Locate the string "suffix" in the records below. Copy every line where it occurs.

>>>>>

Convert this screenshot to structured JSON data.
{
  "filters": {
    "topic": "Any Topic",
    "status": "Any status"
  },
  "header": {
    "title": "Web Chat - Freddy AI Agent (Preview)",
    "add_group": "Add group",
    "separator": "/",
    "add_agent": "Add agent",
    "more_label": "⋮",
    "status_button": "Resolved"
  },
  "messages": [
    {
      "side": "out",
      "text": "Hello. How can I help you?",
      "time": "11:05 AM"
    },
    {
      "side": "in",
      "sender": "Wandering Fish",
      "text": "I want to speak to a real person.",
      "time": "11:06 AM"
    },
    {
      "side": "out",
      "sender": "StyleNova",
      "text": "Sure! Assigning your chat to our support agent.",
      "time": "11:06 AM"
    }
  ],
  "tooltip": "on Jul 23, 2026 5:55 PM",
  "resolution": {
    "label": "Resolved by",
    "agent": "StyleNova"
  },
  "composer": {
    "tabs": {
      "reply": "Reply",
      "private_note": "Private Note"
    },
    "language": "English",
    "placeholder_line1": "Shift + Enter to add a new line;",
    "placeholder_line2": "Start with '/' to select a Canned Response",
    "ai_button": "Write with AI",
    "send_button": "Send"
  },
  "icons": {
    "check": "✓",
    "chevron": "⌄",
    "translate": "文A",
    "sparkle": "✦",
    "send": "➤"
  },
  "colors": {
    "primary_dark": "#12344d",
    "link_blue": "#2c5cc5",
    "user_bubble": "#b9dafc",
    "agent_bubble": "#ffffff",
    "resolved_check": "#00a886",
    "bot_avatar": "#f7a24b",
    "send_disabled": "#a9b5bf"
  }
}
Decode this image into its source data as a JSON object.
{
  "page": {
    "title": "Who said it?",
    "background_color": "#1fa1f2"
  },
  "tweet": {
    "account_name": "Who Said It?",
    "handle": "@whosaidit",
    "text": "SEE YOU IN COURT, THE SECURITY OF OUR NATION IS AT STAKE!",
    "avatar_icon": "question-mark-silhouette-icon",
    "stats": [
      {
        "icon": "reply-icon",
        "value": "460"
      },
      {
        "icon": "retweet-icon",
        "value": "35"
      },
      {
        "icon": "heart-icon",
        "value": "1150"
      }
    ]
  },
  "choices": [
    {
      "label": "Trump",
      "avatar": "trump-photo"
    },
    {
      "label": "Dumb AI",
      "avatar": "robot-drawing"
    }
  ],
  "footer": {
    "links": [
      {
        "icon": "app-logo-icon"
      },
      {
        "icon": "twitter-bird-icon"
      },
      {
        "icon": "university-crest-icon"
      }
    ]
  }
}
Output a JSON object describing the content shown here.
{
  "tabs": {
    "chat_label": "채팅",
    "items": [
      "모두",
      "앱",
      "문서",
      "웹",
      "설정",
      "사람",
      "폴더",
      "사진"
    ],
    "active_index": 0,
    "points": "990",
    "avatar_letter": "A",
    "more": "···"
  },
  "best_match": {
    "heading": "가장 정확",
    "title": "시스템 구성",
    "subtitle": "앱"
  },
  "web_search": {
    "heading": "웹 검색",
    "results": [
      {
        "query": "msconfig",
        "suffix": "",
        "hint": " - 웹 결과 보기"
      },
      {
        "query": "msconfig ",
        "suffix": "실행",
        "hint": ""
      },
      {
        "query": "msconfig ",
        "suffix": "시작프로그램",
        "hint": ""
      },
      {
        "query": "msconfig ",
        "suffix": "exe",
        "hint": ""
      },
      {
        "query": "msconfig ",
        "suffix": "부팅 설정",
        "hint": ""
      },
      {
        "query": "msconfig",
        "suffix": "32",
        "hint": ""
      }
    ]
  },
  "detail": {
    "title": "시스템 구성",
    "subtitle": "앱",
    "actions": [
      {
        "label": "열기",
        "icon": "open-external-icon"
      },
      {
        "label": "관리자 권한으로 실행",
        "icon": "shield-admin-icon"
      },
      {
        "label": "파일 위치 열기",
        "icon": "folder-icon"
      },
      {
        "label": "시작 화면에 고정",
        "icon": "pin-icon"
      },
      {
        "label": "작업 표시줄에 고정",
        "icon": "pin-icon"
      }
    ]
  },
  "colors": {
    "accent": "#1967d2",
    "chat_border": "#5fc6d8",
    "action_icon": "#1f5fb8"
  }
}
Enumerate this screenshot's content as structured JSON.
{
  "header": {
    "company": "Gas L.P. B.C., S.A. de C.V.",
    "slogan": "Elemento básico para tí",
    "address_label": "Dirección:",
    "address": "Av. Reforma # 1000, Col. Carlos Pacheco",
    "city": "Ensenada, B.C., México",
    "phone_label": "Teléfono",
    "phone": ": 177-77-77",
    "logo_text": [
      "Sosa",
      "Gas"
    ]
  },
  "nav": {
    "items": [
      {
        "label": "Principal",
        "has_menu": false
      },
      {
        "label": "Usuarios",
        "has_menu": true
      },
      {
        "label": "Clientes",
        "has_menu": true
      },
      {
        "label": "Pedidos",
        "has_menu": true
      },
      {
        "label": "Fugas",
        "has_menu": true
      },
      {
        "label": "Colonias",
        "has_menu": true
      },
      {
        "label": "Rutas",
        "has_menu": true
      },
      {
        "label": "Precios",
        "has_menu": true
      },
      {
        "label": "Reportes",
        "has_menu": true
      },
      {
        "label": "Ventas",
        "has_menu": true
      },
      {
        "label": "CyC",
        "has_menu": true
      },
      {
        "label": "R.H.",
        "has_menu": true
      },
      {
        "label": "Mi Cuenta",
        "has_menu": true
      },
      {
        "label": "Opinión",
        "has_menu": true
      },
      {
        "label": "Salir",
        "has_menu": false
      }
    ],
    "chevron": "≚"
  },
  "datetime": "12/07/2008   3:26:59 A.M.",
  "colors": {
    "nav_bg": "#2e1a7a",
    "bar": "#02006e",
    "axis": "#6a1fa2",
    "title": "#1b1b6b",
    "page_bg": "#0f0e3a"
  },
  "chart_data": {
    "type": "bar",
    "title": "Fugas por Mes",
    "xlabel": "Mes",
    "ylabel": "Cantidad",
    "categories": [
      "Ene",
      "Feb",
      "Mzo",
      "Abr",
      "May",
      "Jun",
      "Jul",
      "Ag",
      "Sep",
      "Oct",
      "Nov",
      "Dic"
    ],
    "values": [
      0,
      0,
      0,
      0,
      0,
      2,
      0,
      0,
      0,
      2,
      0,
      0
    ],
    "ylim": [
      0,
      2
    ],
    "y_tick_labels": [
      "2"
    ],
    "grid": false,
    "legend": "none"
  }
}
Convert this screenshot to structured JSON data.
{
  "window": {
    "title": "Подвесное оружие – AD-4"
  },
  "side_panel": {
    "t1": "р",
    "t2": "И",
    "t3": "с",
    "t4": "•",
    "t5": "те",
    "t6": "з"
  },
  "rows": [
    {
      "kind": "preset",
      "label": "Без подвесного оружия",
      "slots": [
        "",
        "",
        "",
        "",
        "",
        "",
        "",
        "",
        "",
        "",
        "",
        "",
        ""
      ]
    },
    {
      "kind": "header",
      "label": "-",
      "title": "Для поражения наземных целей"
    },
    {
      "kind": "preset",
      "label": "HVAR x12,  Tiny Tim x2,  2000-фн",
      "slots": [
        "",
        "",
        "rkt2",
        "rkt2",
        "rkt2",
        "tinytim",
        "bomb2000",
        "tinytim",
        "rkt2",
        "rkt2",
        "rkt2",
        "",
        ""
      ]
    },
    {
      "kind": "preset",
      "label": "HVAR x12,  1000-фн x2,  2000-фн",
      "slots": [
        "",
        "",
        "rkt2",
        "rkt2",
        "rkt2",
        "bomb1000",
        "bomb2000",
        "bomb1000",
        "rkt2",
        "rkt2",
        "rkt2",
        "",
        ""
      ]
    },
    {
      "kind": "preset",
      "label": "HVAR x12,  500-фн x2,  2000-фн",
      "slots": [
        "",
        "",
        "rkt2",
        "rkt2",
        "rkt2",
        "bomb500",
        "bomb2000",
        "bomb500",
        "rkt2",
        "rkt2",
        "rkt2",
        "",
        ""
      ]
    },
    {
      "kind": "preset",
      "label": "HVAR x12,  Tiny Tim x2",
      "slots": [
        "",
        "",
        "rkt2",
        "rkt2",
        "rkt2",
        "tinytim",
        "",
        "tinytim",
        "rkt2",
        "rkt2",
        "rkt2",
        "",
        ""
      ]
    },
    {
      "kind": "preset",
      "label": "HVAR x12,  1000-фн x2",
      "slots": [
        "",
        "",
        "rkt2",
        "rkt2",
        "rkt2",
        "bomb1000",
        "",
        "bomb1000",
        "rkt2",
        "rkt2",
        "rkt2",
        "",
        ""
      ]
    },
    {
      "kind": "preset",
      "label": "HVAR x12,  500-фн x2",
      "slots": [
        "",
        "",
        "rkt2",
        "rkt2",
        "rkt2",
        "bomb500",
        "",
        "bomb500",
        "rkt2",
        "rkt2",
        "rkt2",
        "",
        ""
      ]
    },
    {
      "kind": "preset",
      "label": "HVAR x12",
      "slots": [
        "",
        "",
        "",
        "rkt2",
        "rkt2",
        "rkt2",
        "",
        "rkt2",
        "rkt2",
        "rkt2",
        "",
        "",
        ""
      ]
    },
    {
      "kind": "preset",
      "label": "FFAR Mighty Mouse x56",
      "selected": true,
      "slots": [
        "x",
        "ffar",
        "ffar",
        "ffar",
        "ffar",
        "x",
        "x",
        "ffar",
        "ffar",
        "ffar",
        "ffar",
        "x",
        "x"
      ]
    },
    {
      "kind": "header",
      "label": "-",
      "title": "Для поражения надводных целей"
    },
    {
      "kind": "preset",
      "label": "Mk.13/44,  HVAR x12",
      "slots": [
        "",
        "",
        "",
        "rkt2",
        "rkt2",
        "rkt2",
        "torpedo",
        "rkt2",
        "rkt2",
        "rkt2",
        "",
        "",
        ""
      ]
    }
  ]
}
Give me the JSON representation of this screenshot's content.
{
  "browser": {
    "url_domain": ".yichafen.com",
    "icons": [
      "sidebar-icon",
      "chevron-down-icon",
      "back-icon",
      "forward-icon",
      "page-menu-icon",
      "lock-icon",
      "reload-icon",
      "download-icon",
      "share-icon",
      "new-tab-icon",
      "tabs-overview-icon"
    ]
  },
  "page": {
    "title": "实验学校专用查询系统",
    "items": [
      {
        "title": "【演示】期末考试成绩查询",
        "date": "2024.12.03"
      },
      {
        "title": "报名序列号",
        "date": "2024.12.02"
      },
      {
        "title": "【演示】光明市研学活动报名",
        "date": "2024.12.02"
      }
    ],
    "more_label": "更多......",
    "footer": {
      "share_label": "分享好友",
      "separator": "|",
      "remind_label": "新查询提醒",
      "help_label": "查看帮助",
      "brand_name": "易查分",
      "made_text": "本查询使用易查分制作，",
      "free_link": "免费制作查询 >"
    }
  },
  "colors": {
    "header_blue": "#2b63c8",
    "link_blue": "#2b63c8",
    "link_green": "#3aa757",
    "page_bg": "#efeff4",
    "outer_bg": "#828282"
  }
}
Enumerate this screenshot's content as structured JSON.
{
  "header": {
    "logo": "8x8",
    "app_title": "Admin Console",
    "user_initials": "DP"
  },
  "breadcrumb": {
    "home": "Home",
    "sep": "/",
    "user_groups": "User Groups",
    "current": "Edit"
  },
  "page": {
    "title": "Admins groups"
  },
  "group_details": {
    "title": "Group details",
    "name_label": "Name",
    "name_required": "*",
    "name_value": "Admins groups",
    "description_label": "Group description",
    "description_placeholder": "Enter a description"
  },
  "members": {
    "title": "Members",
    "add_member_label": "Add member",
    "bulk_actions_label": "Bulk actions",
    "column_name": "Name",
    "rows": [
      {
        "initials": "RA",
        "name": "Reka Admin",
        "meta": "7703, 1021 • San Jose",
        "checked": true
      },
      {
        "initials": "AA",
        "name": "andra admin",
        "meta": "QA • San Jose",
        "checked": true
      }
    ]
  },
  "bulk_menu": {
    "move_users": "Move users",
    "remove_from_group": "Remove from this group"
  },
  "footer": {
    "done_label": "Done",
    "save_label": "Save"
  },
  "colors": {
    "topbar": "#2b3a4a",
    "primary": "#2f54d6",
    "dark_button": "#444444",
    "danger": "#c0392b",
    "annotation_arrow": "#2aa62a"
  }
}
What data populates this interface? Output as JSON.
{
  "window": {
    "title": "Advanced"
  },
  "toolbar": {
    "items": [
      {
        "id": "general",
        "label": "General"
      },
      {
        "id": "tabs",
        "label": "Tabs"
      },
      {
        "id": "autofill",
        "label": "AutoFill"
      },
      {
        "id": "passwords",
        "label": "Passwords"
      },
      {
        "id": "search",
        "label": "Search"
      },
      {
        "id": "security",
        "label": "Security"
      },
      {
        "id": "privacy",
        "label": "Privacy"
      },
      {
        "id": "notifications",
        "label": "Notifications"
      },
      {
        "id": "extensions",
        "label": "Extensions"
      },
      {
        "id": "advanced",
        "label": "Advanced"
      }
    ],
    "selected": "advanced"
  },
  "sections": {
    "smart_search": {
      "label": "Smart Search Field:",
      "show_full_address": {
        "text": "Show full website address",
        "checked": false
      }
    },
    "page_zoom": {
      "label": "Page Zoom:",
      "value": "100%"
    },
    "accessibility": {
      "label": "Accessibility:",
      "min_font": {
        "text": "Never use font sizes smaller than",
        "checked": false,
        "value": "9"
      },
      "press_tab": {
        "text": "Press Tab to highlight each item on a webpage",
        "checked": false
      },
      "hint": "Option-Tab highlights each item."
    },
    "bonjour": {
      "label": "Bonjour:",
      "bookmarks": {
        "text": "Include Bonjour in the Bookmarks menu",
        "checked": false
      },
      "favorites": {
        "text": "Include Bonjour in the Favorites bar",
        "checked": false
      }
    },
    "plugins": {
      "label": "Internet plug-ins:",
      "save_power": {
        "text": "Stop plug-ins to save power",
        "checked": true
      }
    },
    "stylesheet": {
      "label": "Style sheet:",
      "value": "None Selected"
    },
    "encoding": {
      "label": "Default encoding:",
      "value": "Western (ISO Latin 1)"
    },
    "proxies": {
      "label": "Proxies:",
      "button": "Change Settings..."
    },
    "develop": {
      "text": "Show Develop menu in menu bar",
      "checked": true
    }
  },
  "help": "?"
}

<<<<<

→ **Answer to this task**
        "suffix": "",
        "suffix": "실행",
        "suffix": "시작프로그램",
        "suffix": "exe",
        "suffix": "부팅 설정",
        "suffix": "32",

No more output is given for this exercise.